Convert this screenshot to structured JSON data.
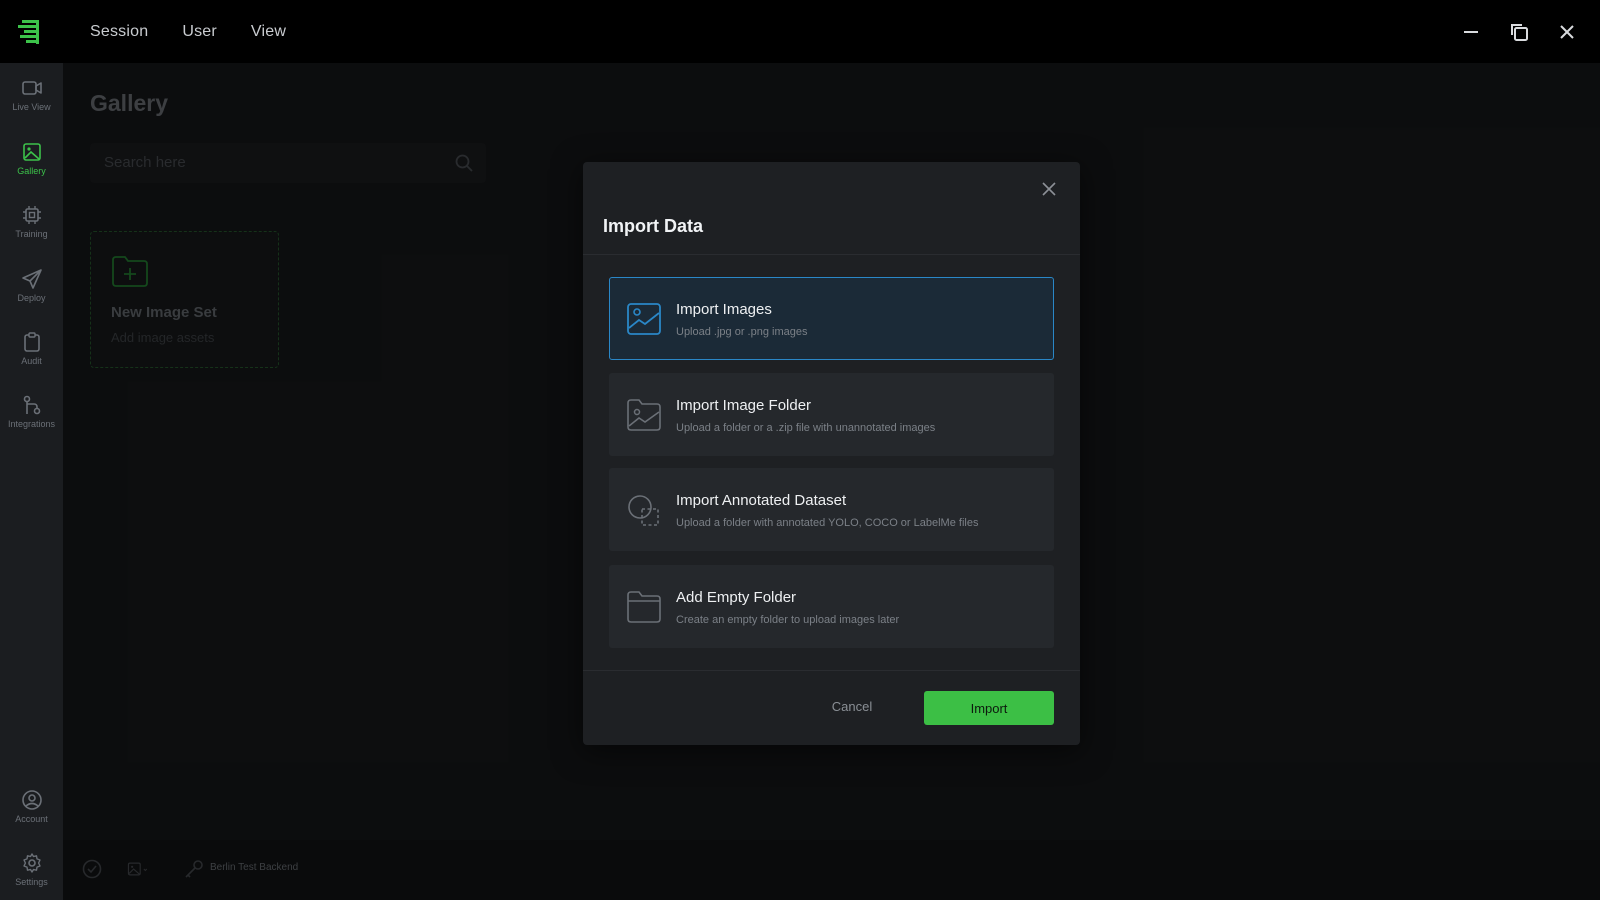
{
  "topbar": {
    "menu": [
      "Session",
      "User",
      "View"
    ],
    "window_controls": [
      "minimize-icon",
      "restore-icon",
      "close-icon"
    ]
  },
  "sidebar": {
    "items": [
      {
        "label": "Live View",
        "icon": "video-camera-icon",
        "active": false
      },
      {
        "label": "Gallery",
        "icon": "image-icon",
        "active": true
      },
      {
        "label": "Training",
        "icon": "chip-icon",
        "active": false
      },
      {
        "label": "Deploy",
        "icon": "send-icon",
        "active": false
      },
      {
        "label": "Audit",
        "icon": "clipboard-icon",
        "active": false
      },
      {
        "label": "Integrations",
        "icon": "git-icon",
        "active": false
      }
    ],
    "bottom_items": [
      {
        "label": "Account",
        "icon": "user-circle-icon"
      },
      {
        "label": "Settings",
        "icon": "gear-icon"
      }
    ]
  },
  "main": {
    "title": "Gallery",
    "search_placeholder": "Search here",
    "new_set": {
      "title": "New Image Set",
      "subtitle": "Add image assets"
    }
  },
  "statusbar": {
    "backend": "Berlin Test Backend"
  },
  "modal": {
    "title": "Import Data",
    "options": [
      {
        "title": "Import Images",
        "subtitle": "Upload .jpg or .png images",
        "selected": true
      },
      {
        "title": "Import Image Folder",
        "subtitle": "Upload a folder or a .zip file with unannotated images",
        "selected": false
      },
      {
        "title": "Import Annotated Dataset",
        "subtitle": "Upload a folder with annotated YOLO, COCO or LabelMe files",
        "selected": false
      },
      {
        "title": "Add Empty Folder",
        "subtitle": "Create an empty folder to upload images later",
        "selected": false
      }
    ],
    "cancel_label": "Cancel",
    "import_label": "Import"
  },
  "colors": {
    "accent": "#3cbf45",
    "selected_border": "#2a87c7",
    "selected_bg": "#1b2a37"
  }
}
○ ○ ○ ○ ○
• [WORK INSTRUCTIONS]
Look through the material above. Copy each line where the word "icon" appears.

• [ANSWER SPACE]
      "minimize-icon",
      "restore-icon",
      "close-icon"
        "icon": "video-camera-icon",
        "icon": "image-icon",
        "icon": "chip-icon",
        "icon": "send-icon",
        "icon": "clipboard-icon",
        "icon": "git-icon",
        "icon": "user-circle-icon"
        "icon": "gear-icon"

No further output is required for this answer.